Is a lawsuit worth it?
Lawyers are always standing by ready to file a lawsuit. The problem is that you usually need money up-front to pay the lawyer. Does your contract have a provision that the successful party in a lawsuit is entitled to recover their attorney fees? If yes, then moving forward might make sense. If not, a financial analysis is necessary to determine if it is in your best business interest to file suit. How much are you trying to collect and how much will it cost you to collect? Don’t file a lawsuit “on principle.”
Before you authorize your attorney to file suit, explore mediation. Mediation is a process whereby the two parties come together with the assistance of a neutral facilitator to work out a settlement. The facilitator will point out the extreme cost of litigation and the benefits of settlement. While you might not collect the entire amount owed to you, your net amount may be far larger than you would have received from a lawsuit. And the timing of the payment is usually much quicker. Lawsuits can take up to a year to conclude and then, if you win, you struggle to collect the judgment.
Cash flow planning is critical
You should ask yourself how much you can afford to walk away from and not be financially hurt. When you come up with that number, never let a scheduled payment amount exceed that number and never let a client owe you more than that amount before you stop work. If your maximum amount can be kept below the Small Claims Court amount, collection will be much cheaper, quicker and easier.
When you bid a contract, set up your payment schedule so that your “maximum” amount is never exceeded. The key here is to make the payment due upon presentation or within just a few days. If you give the client 30 days to pay, then you have done more work (for which you might not be paid) and thus you might exceed your maximum amount.
Time and material contracts
Put a provision in your contract that indicates you will bill the client “every two weeks or when the amount owing reaches $___________(your maximum amount).” This requires careful watch over your expenses attributable to the project plus your mark-up.
Many contractors charge in advance for change orders which obviously makes collection easier. Some states, however, have restrictions on charging for work in advance. If you are in one of those states, either bill the change order in increments or immediately upon completion.
Usually the final payment is connected to completion of a punch list.
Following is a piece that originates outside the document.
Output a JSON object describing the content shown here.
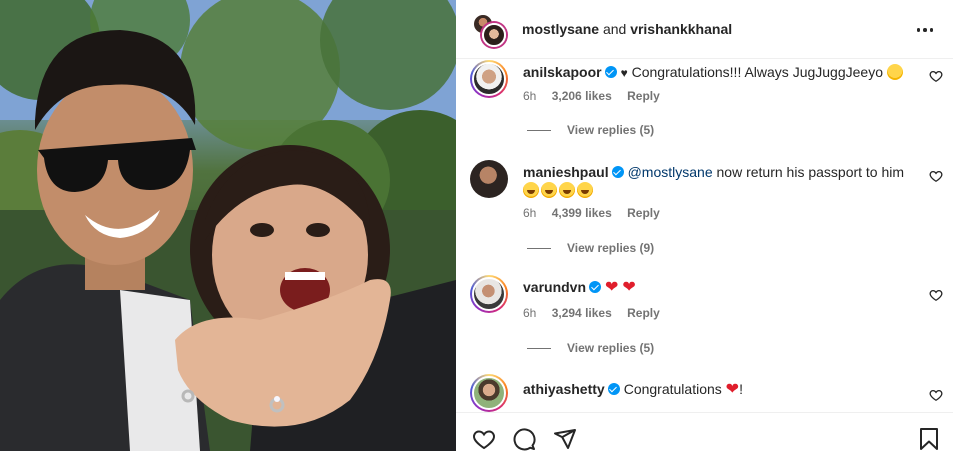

Your contract should allow only one punch list with final payment due upon completion.
If you are not getting paid, it is critical that you stop work. Usually if work stops the client is motivated to make payment, and if they are not, you can move on to another project and cut your losses. Keep in mind that if you choose this route, you must make sure that you are entitled to payment. Your accounting must be in order, your work must meet industry standards, and your payment schedule must meet legal requirements in order for you to be entitled to payment. If you have made a mistake in any of these areas, the client could hire someone else to complete the project and hold you responsible for any costs in excess of your contract amount.